Paradoxically, stupid sacrifice is what we are most in need of at present. Few Christians still talk about the apocalypse, and they usually have a completely mythological conception of it. They think that the violence of the end of time will come from God himself. They cannot do without a cruel God. Strangely, they do not see that the violence we ourselves are in the process of amassing and that is looming over our own heads is entirely sufficient to trigger the worst. They have no sense of humor.
Violence is a terrible adversary, since it always wins. Desiring war can thus become a spiritual attitude. We have to fight a violence that can no longer be controlled or mastered. More than ever, I am convinced that history has meaning, and that its meaning is terrifying.
In a similar vein, here’s a piece on Ivan Illich and Girard’s views of the Apocalypse:
Illich sees modern institutions as perversions of a Gospel imperative. Girard sees a similar perversion in the way in which a claim of victimization can become a potential source of power and social advantage in the modern world. In both cases, love fuses with resentment and the desire for power in a way that betrays its inspiration and, as William Blake says, “builds a hell in heaven’s despite.”

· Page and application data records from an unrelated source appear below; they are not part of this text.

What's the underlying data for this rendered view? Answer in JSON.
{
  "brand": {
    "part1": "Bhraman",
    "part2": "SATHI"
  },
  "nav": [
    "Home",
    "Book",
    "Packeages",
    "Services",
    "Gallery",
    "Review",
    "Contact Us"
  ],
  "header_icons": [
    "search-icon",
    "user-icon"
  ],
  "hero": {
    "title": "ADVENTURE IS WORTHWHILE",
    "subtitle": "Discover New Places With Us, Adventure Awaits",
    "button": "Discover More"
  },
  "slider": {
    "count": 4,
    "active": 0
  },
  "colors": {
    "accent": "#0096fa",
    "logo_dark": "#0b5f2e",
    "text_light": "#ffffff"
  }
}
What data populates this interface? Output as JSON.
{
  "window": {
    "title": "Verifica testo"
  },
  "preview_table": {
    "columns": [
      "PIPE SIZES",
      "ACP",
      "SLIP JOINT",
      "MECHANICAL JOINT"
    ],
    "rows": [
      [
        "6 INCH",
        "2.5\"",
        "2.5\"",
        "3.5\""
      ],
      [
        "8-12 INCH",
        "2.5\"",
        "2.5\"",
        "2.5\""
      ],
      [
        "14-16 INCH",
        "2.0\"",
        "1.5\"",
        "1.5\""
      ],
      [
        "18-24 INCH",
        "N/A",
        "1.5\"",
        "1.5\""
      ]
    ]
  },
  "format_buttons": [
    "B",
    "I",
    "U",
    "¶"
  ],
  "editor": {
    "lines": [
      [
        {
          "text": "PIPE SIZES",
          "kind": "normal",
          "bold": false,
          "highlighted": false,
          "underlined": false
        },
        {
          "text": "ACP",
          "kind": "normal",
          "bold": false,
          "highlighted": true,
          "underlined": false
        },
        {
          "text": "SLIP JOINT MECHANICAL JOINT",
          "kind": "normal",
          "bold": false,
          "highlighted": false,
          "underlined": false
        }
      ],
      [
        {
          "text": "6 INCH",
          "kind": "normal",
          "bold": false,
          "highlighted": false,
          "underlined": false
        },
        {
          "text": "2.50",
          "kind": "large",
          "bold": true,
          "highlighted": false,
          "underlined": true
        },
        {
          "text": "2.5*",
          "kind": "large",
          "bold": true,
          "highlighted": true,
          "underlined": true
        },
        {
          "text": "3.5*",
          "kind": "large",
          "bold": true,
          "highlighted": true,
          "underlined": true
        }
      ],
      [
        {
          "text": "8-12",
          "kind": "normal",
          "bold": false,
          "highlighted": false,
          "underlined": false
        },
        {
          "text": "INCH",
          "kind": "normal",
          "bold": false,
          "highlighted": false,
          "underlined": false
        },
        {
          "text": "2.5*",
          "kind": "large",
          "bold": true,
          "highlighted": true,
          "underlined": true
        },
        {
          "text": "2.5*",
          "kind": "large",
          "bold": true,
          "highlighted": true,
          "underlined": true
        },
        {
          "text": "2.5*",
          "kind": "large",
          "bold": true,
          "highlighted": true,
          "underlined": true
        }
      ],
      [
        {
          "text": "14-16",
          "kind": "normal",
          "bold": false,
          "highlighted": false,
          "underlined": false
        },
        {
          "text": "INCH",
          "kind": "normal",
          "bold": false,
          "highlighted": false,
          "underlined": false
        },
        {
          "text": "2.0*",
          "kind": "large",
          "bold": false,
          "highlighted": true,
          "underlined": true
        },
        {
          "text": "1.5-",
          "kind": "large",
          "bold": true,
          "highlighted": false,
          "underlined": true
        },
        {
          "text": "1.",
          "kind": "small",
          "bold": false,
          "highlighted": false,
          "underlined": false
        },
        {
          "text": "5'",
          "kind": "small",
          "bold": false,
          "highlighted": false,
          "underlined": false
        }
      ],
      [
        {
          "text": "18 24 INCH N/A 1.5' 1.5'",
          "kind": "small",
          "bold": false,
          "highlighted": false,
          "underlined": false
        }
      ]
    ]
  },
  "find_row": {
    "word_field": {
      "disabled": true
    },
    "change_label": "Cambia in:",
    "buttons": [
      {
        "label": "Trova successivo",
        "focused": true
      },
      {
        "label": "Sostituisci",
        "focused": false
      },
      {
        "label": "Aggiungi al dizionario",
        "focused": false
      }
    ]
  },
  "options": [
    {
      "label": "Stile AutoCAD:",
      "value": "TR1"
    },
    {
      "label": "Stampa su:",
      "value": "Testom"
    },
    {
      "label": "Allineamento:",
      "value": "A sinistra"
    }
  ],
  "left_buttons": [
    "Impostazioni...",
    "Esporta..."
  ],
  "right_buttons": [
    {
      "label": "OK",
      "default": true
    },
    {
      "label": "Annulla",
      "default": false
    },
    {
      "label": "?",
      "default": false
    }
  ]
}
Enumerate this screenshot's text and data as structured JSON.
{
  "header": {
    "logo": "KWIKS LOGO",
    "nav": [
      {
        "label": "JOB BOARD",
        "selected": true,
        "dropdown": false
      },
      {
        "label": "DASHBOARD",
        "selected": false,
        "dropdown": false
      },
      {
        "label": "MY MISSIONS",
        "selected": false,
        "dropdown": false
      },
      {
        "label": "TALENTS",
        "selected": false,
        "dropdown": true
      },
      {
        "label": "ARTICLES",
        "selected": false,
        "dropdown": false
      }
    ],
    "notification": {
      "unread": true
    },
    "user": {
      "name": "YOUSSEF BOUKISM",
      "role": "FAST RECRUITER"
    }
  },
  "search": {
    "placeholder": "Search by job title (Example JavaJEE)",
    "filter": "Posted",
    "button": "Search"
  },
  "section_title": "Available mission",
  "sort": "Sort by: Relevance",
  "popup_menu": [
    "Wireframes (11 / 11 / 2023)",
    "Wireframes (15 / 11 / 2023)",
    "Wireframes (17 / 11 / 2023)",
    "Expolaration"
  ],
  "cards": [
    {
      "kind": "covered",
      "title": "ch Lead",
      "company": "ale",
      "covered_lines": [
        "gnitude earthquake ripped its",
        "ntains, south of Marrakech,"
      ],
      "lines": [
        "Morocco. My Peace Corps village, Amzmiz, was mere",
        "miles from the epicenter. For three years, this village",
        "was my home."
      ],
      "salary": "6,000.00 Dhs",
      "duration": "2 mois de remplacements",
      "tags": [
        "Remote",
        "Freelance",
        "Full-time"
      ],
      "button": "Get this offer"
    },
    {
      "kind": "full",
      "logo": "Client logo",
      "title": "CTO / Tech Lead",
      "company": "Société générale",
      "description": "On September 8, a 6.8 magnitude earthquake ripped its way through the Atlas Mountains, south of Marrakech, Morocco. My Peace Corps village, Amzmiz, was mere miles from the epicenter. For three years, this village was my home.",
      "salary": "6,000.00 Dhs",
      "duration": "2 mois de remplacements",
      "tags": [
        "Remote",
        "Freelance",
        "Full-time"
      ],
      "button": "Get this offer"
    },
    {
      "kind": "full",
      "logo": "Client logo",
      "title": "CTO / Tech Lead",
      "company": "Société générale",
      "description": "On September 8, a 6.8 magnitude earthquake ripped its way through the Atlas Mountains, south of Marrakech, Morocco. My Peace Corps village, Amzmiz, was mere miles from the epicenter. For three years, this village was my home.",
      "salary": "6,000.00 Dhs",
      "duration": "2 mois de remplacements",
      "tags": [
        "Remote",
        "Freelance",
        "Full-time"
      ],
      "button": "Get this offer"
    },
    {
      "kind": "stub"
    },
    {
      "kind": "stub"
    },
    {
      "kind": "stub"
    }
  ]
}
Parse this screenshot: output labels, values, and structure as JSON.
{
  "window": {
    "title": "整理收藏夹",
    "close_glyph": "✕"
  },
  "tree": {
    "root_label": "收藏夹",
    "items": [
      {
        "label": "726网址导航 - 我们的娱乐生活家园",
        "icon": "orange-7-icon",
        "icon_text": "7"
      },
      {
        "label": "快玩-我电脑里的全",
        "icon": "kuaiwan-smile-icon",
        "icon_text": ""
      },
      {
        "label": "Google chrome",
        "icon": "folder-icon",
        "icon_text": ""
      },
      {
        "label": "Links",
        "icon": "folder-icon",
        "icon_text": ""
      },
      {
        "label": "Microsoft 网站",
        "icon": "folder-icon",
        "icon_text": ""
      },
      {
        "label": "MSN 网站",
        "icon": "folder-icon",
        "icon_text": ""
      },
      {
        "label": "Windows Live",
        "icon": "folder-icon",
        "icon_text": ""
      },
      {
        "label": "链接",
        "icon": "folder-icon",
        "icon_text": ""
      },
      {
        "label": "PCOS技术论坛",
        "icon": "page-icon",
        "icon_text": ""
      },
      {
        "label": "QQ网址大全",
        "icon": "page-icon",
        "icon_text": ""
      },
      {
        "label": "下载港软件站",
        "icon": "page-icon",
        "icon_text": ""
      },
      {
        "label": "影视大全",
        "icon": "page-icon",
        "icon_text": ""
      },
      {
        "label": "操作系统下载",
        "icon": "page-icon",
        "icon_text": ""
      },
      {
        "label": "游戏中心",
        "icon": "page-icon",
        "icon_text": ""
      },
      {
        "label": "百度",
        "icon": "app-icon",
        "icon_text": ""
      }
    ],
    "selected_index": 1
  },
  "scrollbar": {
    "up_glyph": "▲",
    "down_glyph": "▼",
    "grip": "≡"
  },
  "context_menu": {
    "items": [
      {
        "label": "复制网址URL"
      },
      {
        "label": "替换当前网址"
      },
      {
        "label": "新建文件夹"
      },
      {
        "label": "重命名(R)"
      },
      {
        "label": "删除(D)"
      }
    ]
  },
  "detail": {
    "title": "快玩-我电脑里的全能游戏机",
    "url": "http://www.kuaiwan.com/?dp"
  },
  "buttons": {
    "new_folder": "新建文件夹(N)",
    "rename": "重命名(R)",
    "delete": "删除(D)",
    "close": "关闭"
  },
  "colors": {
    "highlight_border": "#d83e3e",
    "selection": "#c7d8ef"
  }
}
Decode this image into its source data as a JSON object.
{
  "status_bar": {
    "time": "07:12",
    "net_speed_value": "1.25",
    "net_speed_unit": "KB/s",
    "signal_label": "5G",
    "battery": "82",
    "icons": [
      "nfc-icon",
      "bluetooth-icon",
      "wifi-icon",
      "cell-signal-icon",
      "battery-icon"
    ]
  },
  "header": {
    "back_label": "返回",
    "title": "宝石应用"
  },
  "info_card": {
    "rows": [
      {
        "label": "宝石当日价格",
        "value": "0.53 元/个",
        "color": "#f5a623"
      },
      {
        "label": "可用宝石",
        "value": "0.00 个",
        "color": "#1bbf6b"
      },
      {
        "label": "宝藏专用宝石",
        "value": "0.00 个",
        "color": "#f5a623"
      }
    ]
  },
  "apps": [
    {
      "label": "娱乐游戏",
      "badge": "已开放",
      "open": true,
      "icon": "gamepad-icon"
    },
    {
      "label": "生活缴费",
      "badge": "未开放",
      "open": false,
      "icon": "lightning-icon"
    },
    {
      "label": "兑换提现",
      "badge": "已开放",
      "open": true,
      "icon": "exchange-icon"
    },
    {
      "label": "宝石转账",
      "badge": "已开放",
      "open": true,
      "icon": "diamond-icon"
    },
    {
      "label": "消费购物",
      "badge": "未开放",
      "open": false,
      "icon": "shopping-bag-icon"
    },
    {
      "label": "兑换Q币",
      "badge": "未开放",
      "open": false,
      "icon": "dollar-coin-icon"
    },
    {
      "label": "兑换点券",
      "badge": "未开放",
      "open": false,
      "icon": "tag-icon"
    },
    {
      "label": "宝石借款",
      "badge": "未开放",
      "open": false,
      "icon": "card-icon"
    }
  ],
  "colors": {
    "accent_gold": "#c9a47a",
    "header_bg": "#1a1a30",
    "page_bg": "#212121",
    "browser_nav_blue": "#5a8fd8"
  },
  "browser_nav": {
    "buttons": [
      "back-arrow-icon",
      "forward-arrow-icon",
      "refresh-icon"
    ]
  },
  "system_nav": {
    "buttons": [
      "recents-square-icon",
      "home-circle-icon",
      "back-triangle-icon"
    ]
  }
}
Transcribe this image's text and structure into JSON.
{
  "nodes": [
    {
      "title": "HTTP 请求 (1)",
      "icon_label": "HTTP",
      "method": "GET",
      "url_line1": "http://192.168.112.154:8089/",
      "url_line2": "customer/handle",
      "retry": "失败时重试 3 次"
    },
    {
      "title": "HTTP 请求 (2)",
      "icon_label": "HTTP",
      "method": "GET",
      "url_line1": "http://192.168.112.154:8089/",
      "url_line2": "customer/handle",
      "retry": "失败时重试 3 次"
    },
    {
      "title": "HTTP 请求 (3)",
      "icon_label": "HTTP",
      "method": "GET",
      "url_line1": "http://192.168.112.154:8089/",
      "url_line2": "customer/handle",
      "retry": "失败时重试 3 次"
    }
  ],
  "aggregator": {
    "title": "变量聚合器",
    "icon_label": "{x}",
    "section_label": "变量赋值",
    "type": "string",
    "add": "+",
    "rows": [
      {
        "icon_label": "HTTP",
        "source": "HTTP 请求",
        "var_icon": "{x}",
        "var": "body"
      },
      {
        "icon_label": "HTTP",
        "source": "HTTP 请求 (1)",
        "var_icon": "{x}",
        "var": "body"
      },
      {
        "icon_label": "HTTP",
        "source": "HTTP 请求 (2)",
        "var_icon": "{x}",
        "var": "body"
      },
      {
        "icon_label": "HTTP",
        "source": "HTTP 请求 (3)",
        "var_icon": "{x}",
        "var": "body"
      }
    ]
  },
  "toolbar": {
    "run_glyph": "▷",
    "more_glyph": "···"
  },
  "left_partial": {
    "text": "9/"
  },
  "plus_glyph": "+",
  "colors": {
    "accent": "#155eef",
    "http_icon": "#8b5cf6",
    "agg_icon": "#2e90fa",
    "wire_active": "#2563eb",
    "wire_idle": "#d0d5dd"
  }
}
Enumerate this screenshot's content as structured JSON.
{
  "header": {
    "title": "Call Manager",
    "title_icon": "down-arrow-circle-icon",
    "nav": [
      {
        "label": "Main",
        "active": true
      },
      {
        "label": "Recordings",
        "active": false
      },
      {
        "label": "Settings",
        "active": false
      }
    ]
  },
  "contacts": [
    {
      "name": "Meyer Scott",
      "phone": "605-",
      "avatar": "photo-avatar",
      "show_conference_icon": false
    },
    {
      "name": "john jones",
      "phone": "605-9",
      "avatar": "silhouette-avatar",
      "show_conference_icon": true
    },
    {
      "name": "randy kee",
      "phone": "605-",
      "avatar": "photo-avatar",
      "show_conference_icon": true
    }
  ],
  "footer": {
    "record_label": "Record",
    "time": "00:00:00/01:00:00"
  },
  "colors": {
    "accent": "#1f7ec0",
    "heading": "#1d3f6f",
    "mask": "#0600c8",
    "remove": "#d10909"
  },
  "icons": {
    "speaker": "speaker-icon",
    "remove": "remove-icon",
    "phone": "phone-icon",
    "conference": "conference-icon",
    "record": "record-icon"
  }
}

Illich's Deschooling Society was a pivotal text for me back in ~2012 when I was critically examining schooling and school structures. He lays out one of the best and most succinct cases on what effects schooling has as a way of thinking on society and institutions. He’s a pretty well-known critic of industrialized schooling and medicine — and worth visiting if you haven’t come across his work before.
Watch: Peter’s Denial
“Man cannot resist mimetic contagion. When you are in a crowd, you become literally possessed by the crowd.”
Twitter Thread: A2 Milk
Interesting twitter thread on A2A2 milk compared to A1 (i.e., any milk that is not A2A2) out there:
I’ve generally read that A2 milk isn’t really all that helpful unless you developed or have a milk allergy. Whether or not it goes beyond that, I have yet to dig more deeply.
In general, if the food and nutrition stuff I share here interests you, I recommend Deep Nutrition: Why Your Genes Need Traditional Food. It’s an easy read and the FAQ in the back + the recipes throughout the book make it highly practical.
Read: Breast Milk Antibodies Confer Immunity Against Mucosal Infections
As part of some research I’m doing right now, I was referred to this study from Mount Sinai hospital on the antibodies in human breastmilk and their effectiveness in conferring immunity (in this case, against Covid but I actually think the specific infection is incidental to the fundamental science here).
I’ve had the opportunity to dig deep on baby formulae (i.e., largely seed oils and sugar in many cases) and how it stacks up to natural breastmilk for those infants who are either premature, born to mothers who can’t breastfeed, or face any number of other issues. The TL;DR is that they don’t stack up — at all. Even if you can mimic the nutritional content of natural milk, you lose a lot of the immune-boosting benefits due to both the (natural) bacterial content of the milk as well as (and especially) the presence of IgA antibodies.
Watch: Quantum Computing Map
I recently helped our team at 1517 Fund with a project relating to a quantum computing company in our portfolio. This is not a shallow topic and is still taking me time to fully grok. I found this short video helpful for understanding the use cases and landscape: